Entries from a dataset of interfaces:
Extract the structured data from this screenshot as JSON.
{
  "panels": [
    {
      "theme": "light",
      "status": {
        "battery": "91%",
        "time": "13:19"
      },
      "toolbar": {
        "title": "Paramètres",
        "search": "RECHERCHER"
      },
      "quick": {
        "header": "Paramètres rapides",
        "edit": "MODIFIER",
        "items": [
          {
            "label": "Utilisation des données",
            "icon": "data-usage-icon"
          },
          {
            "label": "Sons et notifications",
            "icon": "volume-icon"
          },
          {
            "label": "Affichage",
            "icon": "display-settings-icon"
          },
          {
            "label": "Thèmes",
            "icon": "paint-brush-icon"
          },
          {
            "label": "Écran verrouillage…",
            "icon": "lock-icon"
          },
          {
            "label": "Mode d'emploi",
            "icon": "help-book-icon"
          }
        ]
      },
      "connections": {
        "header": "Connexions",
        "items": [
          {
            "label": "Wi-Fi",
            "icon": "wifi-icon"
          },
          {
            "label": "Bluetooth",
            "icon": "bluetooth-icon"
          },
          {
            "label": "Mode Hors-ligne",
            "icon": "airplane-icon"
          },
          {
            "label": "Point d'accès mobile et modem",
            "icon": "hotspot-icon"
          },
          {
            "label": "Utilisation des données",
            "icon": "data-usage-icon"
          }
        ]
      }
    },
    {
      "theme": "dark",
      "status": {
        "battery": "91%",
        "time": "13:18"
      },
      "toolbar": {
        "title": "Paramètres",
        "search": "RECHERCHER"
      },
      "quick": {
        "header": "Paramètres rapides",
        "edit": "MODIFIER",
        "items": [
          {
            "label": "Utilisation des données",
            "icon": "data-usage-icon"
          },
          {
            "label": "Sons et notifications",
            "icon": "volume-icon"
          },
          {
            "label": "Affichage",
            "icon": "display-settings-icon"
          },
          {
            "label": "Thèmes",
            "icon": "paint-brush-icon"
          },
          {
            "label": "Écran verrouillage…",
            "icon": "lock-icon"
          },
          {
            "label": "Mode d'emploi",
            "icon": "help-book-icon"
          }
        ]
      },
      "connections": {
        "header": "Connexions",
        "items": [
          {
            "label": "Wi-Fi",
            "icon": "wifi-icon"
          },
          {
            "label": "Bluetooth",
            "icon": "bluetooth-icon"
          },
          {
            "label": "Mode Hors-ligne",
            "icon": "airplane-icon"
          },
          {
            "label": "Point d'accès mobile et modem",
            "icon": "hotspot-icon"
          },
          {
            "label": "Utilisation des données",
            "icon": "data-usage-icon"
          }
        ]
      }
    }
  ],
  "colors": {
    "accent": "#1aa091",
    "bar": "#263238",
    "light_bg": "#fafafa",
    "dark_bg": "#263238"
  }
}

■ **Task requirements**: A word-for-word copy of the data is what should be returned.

■ **Answer section**:
Extract the structured data from this screenshot as JSON.
{
  "panels": [
    {
      "theme": "light",
      "status": {
        "battery": "91%",
        "time": "13:19"
      },
      "toolbar": {
        "title": "Paramètres",
        "search": "RECHERCHER"
      },
      "quick": {
        "header": "Paramètres rapides",
        "edit": "MODIFIER",
        "items": [
          {
            "label": "Utilisation des données",
            "icon": "data-usage-icon"
          },
          {
            "label": "Sons et notifications",
            "icon": "volume-icon"
          },
          {
            "label": "Affichage",
            "icon": "display-settings-icon"
          },
          {
            "label": "Thèmes",
            "icon": "paint-brush-icon"
          },
          {
            "label": "Écran verrouillage…",
            "icon": "lock-icon"
          },
          {
            "label": "Mode d'emploi",
            "icon": "help-book-icon"
          }
        ]
      },
      "connections": {
        "header": "Connexions",
        "items": [
          {
            "label": "Wi-Fi",
            "icon": "wifi-icon"
          },
          {
            "label": "Bluetooth",
            "icon": "bluetooth-icon"
          },
          {
            "label": "Mode Hors-ligne",
            "icon": "airplane-icon"
          },
          {
            "label": "Point d'accès mobile et modem",
            "icon": "hotspot-icon"
          },
          {
            "label": "Utilisation des données",
            "icon": "data-usage-icon"
          }
        ]
      }
    },
    {
      "theme": "dark",
      "status": {
        "battery": "91%",
        "time": "13:18"
      },
      "toolbar": {
        "title": "Paramètres",
        "search": "RECHERCHER"
      },
      "quick": {
        "header": "Paramètres rapides",
        "edit": "MODIFIER",
        "items": [
          {
            "label": "Utilisation des données",
            "icon": "data-usage-icon"
          },
          {
            "label": "Sons et notifications",
            "icon": "volume-icon"
          },
          {
            "label": "Affichage",
            "icon": "display-settings-icon"
          },
          {
            "label": "Thèmes",
            "icon": "paint-brush-icon"
          },
          {
            "label": "Écran verrouillage…",
            "icon": "lock-icon"
          },
          {
            "label": "Mode d'emploi",
            "icon": "help-book-icon"
          }
        ]
      },
      "connections": {
        "header": "Connexions",
        "items": [
          {
            "label": "Wi-Fi",
            "icon": "wifi-icon"
          },
          {
            "label": "Bluetooth",
            "icon": "bluetooth-icon"
          },
          {
            "label": "Mode Hors-ligne",
            "icon": "airplane-icon"
          },
          {
            "label": "Point d'accès mobile et modem",
            "icon": "hotspot-icon"
          },
          {
            "label": "Utilisation des données",
            "icon": "data-usage-icon"
          }
        ]
      }
    }
  ],
  "colors": {
    "accent": "#1aa091",
    "bar": "#263238",
    "light_bg": "#fafafa",
    "dark_bg": "#263238"
  }
}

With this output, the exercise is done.